The functional and esthetic components of restoring teeth include planning the ideal alignment, shape and contour, surface morphology, incisal edge positions, and the opposing functional surfaces. The existing teeth can either be moved orthodontically into position or the tooth contours are modified by subtraction or addition. There has been a trend in restorative dentistry toward less invasiveness by means of tooth reduction and more common partnering with orthodontists with the goal of less tooth reduction or subtractive dentistry. Orthodontic and periodontal solutions to biologic and esthetic problems should be accomplished before planning definitive restorative solutions.
The patient’s models and photographs are used to evaluate any supplemental restorative repositioning of teeth beyond orthodontics necessary to achieve the treatment goals (Figure 1 and Figure 2). The photographs are faithfully oriented relative to the facial midline to properly assess the occlusal plane and tooth axial alignment issues. Line drawings of the proposed restorative treatment are created on the photographs (Figure 3), which assist the technician in choosing landmarks for a wax rendering of the treatment agenda. An “additive-reductive wax-up” is done (Figure 4) where contour is added in wax or removed from the stone models of the patient’s existing dentition using the facial photographs to orient the procedure. This process produces a template of the ideal esthetic form for the patient, and from this an intraoral silicone matrix can be fabricated for use in provisional fabrication and intraoral mock-up evaluation. If reductive changes have to be made to reach the ideal tooth position, those areas at least will require some tooth preparation, without which the patient is forced to accept a compromised treatment outcome.
Mock-Up Evaluation of Additive-Only Esthetic Outcome
For patients who visually may be candidates for no-preparation veneers, an additive-only wax-up can be done; after a silicone matrix of this wax-up is created, the shape and position of this wax-up can be tested in the patient’s mouth by filling the matrix with a material such as Luxatemp® (DMG, http://www.dmg-dental.com) and placing it over the existing dentition to create an intraoral mock-up (Figure 5). An intraoral mock-up may also be accomplished with direct bonding. If an esthetically pleasing outcome can be accomplished by additive procedures only, the case is one step closer to qualifying for very conservative veneers with little or no preparation.
Functional and Phonetic Evaluation of Mock-Up
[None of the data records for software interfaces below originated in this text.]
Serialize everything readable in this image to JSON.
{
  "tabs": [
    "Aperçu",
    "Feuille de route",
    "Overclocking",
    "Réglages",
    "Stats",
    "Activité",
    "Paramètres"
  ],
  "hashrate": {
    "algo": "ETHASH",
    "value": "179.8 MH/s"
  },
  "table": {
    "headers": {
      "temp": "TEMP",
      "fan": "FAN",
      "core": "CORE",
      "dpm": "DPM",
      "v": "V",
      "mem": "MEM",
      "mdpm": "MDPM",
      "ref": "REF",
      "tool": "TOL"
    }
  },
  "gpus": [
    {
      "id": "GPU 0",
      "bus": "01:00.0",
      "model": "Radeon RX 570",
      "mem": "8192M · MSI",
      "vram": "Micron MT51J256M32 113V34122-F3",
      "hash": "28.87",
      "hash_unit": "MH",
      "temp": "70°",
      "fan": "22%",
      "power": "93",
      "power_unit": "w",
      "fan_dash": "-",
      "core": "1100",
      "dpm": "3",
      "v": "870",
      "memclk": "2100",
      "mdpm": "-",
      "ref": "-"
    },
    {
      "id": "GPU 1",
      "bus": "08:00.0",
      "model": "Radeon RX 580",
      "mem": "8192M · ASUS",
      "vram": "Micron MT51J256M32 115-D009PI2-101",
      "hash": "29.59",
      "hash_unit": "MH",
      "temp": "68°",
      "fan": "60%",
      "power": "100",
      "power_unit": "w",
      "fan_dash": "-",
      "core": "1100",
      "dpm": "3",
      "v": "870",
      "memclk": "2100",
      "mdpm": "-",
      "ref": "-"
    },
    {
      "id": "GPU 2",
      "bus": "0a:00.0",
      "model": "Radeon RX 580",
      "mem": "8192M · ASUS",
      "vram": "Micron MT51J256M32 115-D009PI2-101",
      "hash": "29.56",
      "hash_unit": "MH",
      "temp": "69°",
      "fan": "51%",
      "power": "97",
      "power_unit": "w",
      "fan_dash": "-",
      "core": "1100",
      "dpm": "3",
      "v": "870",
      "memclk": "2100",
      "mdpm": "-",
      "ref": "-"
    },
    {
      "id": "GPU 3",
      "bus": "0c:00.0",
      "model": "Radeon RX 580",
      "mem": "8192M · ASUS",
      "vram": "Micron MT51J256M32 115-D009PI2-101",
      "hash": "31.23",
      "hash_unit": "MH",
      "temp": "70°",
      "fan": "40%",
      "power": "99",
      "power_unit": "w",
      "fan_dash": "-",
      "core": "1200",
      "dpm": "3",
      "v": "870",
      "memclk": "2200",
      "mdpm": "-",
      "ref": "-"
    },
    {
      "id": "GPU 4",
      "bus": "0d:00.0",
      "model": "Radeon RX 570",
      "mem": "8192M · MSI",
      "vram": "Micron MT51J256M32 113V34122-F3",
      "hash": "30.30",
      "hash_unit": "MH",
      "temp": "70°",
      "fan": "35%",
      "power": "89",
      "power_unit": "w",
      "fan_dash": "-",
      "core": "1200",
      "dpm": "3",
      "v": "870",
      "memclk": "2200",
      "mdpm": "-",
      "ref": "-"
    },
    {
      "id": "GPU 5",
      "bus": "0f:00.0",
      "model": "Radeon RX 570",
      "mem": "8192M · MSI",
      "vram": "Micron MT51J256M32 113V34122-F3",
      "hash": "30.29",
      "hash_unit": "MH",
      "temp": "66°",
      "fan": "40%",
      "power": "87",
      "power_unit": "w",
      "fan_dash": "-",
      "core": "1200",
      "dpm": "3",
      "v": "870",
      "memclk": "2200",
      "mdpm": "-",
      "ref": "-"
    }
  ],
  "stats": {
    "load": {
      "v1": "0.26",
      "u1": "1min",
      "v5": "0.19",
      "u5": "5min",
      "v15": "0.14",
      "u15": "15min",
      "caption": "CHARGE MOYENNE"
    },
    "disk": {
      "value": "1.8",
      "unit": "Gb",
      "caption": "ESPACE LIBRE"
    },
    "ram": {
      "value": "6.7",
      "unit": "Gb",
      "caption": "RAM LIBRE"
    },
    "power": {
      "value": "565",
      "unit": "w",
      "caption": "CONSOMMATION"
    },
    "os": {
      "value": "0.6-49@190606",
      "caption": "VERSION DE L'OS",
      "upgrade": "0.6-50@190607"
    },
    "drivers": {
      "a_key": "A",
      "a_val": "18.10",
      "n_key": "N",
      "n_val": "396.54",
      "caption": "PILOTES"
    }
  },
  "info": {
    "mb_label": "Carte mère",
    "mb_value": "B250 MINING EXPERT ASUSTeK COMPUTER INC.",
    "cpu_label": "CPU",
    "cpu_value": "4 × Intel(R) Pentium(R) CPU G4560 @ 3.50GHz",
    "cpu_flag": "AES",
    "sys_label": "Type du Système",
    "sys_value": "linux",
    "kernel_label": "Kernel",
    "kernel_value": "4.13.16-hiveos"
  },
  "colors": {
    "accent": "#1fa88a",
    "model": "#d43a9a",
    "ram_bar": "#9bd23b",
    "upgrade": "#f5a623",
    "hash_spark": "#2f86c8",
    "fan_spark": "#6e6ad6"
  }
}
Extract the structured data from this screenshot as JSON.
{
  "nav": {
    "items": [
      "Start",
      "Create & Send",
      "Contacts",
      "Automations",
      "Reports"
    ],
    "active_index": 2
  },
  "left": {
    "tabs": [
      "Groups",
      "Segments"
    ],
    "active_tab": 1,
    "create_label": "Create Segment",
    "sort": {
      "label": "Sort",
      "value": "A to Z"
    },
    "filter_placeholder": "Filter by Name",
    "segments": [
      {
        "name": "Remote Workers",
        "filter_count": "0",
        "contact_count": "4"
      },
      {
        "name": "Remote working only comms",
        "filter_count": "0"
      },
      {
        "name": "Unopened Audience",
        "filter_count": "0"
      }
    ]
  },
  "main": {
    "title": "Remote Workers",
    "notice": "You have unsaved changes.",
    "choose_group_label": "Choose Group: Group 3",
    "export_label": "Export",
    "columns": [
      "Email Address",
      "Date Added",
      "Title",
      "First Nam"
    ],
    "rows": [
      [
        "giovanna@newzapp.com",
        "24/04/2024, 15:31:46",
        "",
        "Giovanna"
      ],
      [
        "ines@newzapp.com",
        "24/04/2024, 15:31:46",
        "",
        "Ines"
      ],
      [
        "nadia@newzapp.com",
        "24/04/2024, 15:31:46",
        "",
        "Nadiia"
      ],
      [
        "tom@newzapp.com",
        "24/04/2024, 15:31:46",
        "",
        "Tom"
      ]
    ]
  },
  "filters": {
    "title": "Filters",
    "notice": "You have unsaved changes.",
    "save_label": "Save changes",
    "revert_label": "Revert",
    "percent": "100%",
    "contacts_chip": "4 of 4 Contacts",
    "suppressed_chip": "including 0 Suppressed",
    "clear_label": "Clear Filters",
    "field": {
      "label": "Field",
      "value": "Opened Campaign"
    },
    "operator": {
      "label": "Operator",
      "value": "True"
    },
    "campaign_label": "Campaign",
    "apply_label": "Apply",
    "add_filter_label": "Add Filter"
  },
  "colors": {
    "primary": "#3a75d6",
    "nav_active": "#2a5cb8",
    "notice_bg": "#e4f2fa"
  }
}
If the mock-up results are esthetically pleasing, then a phonetic evaluation should be undertaken. After an evaluation of “f,” “v,” and “s” sounds is completed, the overall form of the teeth should be looked at. Excessive incisal thickness of maxillary anterior teeth is quite common after an additive mock-up, which may lead to the necessity of lingual preparation in some cases. Most esthetic changes in the anterior incisors will have functional ramifications as well. Canine guidance, crossover, and protrusive positions must be evaluated while the patient is wearing the mock-up. Changes in the incisal-edge positions of the maxillary incisors almost always create the need for modifications to the mandibular incisors to maintain a comfortable and atraumatic guidance.